### Instructions to follow
Find all lines in the records that include the word "CategoryDAO", and copy them out.

--

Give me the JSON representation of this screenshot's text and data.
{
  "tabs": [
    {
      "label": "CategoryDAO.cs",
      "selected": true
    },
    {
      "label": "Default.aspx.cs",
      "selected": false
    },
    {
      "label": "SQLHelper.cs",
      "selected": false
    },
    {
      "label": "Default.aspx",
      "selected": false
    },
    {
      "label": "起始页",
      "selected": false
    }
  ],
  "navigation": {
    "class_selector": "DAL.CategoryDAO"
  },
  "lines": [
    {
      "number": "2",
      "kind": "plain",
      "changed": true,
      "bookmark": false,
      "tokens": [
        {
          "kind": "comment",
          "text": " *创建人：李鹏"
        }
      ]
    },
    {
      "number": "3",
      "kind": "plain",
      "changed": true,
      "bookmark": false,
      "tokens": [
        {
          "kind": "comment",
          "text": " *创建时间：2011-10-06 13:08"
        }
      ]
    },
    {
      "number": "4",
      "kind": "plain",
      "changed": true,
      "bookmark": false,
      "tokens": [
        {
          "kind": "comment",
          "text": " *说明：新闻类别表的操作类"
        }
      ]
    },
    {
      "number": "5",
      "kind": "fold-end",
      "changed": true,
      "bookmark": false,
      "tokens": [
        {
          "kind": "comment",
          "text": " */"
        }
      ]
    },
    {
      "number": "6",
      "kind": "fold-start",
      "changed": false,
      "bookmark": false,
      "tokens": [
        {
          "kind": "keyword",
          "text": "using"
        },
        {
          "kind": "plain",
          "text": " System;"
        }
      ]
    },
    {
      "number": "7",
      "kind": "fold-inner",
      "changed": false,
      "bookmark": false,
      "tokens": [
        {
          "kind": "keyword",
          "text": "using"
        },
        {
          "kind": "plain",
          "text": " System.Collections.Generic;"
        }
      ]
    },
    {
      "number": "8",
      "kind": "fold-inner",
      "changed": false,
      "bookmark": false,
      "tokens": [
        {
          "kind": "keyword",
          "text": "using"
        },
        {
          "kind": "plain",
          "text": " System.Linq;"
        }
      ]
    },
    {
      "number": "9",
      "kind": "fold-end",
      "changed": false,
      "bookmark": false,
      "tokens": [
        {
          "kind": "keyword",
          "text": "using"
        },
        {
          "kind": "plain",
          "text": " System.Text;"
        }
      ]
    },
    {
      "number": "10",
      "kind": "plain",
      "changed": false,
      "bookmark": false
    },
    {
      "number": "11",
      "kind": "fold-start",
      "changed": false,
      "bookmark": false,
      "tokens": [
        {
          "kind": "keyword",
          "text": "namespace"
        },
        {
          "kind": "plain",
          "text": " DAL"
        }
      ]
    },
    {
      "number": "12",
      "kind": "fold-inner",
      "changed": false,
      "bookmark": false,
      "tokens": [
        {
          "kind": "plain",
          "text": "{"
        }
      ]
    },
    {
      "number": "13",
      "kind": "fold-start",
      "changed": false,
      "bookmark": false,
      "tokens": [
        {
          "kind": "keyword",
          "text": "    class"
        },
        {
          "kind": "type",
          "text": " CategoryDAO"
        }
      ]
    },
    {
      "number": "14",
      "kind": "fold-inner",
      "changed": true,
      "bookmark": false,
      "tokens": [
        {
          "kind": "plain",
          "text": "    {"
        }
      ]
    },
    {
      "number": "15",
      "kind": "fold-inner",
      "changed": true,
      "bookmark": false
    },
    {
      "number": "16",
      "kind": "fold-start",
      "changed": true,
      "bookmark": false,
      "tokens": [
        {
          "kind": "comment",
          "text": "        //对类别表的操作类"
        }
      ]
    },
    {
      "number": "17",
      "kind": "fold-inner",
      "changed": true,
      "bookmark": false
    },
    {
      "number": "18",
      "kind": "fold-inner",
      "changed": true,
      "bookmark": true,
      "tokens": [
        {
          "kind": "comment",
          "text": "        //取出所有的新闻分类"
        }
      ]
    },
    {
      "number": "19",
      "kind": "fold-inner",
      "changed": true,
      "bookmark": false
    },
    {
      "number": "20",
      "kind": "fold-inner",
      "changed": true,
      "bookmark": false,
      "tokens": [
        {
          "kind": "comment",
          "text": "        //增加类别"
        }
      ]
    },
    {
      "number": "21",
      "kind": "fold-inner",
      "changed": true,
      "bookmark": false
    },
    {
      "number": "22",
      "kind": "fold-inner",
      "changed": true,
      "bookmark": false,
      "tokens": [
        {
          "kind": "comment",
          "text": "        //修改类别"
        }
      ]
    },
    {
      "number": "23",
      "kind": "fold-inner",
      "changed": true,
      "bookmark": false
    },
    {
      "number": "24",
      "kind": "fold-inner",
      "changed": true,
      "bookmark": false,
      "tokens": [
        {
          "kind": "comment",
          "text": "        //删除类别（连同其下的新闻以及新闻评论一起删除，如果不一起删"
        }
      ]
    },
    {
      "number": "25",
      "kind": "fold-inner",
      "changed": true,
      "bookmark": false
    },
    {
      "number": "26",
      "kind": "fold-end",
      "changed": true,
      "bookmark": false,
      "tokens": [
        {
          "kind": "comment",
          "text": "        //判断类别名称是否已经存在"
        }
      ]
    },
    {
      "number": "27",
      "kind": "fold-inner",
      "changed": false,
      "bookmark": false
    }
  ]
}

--

### Expected answer
      "label": "CategoryDAO.cs",
    "class_selector": "DAL.CategoryDAO"
          "text": " CategoryDAO"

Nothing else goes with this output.